## Your goal:
Go through the listing and return every line with "title" in it.
=== Data for review ===
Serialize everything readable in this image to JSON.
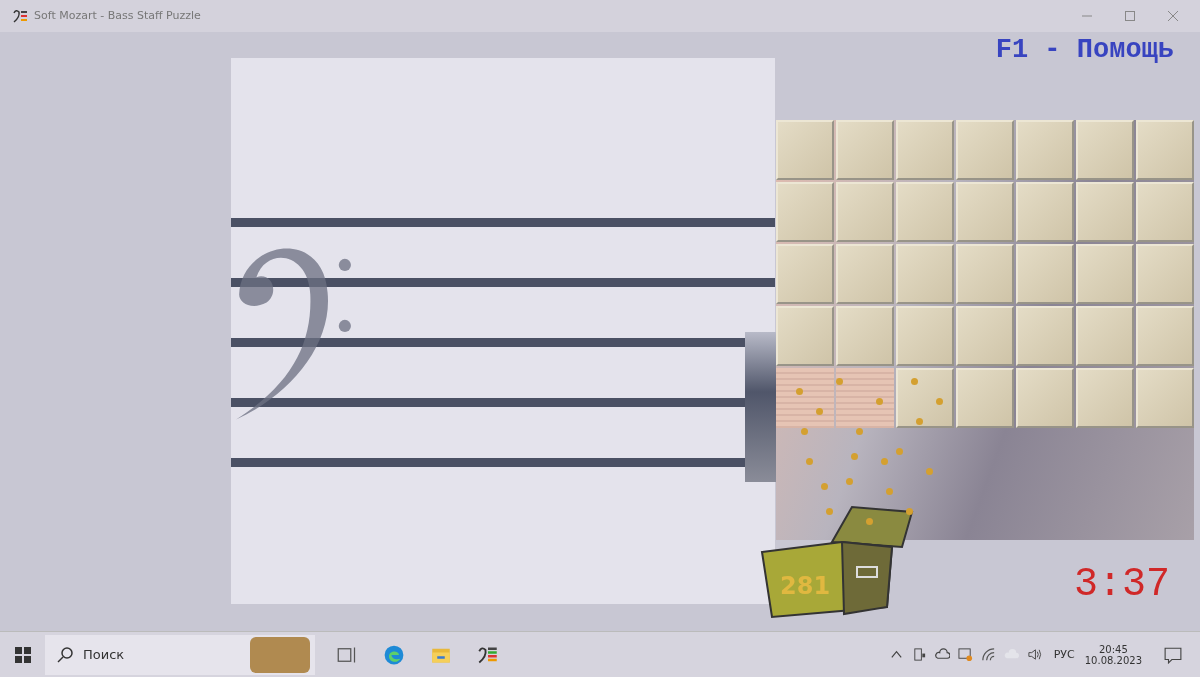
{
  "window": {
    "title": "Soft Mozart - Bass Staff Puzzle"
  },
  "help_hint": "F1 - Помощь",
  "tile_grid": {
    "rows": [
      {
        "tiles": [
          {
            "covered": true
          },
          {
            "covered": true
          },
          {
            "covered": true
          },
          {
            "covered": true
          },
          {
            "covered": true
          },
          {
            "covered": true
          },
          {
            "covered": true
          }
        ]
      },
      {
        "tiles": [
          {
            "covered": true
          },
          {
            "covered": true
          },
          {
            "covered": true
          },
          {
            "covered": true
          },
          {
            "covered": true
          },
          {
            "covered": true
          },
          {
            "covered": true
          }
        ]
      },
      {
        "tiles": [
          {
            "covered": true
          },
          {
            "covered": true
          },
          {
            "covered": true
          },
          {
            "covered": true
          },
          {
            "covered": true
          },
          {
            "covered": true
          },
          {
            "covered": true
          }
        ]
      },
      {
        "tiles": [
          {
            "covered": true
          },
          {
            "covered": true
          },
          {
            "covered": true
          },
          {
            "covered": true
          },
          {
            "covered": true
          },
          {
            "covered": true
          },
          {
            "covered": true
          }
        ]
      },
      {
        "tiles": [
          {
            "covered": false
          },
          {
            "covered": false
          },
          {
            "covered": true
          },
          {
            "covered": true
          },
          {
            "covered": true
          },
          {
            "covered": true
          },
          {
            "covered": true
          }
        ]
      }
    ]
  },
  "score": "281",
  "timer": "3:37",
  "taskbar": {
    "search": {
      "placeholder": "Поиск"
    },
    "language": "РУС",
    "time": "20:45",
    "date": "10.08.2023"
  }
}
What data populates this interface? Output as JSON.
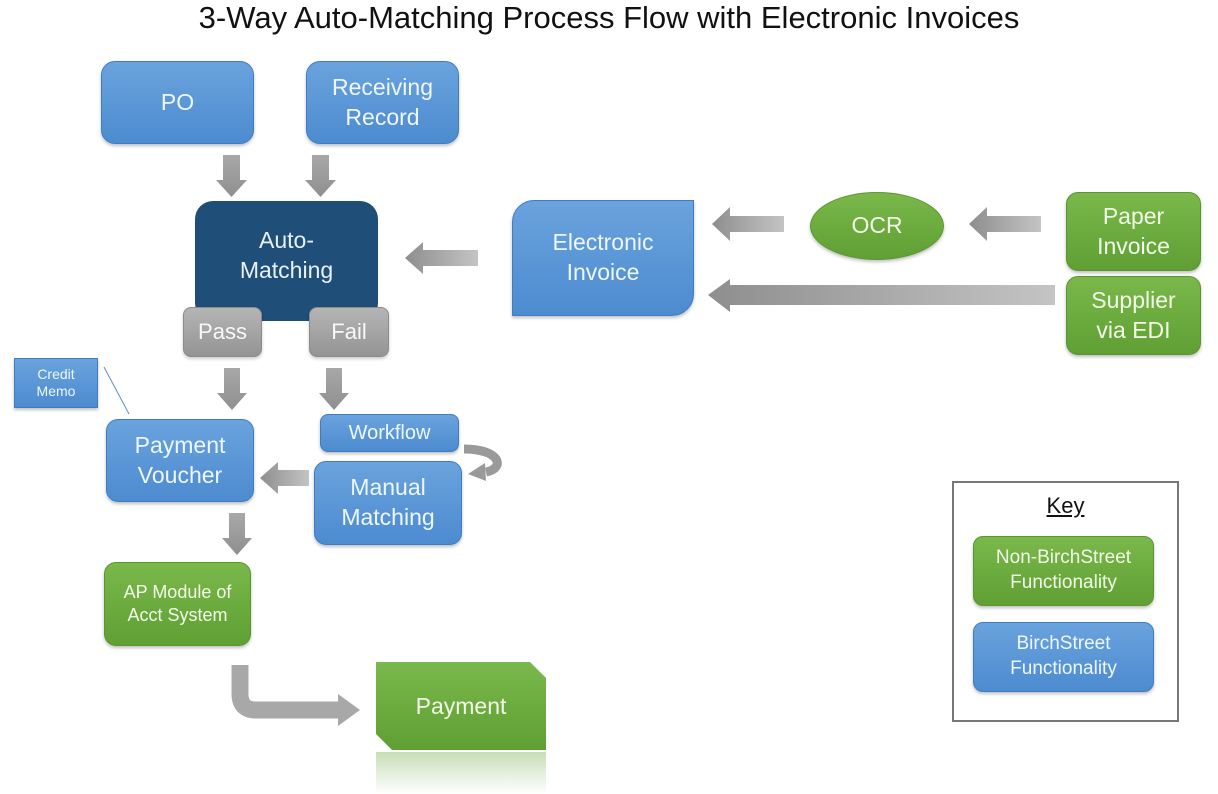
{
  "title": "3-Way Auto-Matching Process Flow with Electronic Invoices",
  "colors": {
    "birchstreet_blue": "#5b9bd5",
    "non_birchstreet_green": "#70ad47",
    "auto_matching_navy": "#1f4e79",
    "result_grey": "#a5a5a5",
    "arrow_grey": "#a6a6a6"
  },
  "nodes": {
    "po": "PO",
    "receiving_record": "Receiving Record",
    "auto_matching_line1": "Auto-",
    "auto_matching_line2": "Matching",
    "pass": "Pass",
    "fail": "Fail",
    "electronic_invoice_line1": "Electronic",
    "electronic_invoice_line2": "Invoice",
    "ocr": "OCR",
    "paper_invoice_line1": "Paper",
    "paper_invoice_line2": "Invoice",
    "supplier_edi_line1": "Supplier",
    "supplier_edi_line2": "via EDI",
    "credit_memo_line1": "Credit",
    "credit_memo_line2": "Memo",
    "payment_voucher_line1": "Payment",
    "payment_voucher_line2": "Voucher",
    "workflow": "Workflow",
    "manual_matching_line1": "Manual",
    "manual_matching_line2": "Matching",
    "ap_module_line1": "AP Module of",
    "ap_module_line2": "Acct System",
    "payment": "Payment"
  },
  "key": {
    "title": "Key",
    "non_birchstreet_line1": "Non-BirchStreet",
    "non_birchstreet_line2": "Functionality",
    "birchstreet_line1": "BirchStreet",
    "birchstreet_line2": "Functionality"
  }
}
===
## Task response:
    "title": "Soft Mozart - Bass Staff Puzzle"
  "title": "3-Way Auto-Matching Process Flow with Electronic Invoices",
    "title": "Key",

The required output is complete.